The Coronavirus Effect on Construction Projects
There is increased pressure by federal, state and local governments to minimize gatherings. Many businesses encourage telecommuting in situations such as this. However, that is not feasible on a construction project. Commercial lenders are concerned about the impact that the downturn in the economy has had on the viability of projects already under construction for which they have agreed to lend money. There has been interruption in many supply chains, including that of building components necessary for construction to occur. Manufacturers are having to take precautions within their industrial facilities, which in turn will slow delivery times. Delays on construction projects are inevitable.
Contractors will turn to their lawyers, who in turn will immerse themselves in reviewing contracts to determine remedies for issues which may not be contemplated in most construction documents.
It is anticipated that two of the more prevalent issues which parties to construction contracts will encounter are the applicability of force majeure and whether delays constitute “excusable events” which may allow a party to avoid liability for their inability to perform. Additionally, some owners will inevitably look to “cancellation for convenience” clauses and parties will need to balance the risk of proceeding further with the cost of demobilization and remobilization.
Force majeure provisions in contracts are ultimately designed to excuse non-performance for various reasons.
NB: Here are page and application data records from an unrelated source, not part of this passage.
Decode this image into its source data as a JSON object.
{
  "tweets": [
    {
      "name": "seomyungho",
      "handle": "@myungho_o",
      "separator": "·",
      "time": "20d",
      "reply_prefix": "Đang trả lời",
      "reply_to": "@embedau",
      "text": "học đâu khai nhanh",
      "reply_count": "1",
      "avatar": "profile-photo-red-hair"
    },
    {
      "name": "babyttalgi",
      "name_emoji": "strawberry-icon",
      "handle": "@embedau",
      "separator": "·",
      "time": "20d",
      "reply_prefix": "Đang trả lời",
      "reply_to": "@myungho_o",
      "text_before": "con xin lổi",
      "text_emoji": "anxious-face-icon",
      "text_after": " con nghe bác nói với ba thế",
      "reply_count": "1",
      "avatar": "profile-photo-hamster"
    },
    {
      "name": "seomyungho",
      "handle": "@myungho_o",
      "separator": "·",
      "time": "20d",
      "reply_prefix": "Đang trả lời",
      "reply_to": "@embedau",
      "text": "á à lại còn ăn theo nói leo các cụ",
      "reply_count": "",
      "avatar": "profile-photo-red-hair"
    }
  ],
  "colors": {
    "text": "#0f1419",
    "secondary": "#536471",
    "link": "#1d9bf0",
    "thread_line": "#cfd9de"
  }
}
Typically one associates the force majeure provisions with acts of God, to include natural disasters. There are no known force majeure provisions in standard construction contracts that include pandemics, although you must look at the precise language to determine whether the pandemic would qualify for inclusion as a force majeure event. Naturally, those participants on construction projects that are behind schedule will have an incentive to attribute their delay to coronavirus-related issues. Determinations will need to be made as to whether the pace of performance preceding the coronavirus pandemic was consistent with the pace of performance throughout the period of the pandemic. Virtually every participant on a construction project will have some motivation to consider whether the pandemic is adversely impacting their ability to perform.
If the coronavirus is perceived to be the “new normal” then forward-thinking participants in the construction industry will ensure that pandemics fall within the force majeure definition in all new contracts.
If the party asserts that they have been impacted, lawyers will look to determine whether the impact was direct or incidental. If a direct impact, it is more likely that a party can assert the pandemic as a genuine reason for non-performance. If an incidental impact, then one cannot reasonably expect that a party will succeed in any subsequent dispute.
Owners may have their unique reasons for not wanting to complete a project under the current economic conditions. It will be more difficult for an owner to assert a force majeure provision, as their obligation is typically only of payment. Those depending on timely payment will need to refresh themselves on the impact of various states’ timely payment acts and remedies under lien laws. One argument that may arise will be a party’s attempts to mitigate their damages. Vendor suppliers should be aggressively looking for alternative sources of materials and begin to submit to designer alternates as early as possible to avoid delays.
Many of these risks may not be compensable under any insurance policies. Proving business interruption for businesses setting up at new locations can be challenging and many insurance policies do not extend coverage to disease-based outbreaks, but these policies should still be examined by a competent advisor, independent from the insurer itself.
One concern that should be considered early involves whether there are tax incentives that apply to a project. If so, the owner should begin to negotiate with that authority providing tax relief to determine whether delays due to the pandemic can be taken under consideration and result in an extension of time in which to complete the project. During the last recession, innovative lawyers discovered obscure federal laws, including the Interstate Land Sales Act, to avoid obligations for real estate purchasers or to serve as an excuse for homebuyers to avoid obligations to complete the purchase of residences, and this proved to be a thorn in the side for large home builders. One can expect similar opportunistic efforts during this climate as well.
While much of the information in the media may be perceived by some as irrational panic, it would be naïve to presume that there will not be impacts. Careful participants in the construction industry will begin to consider these issues now, before they become significant problems in the future.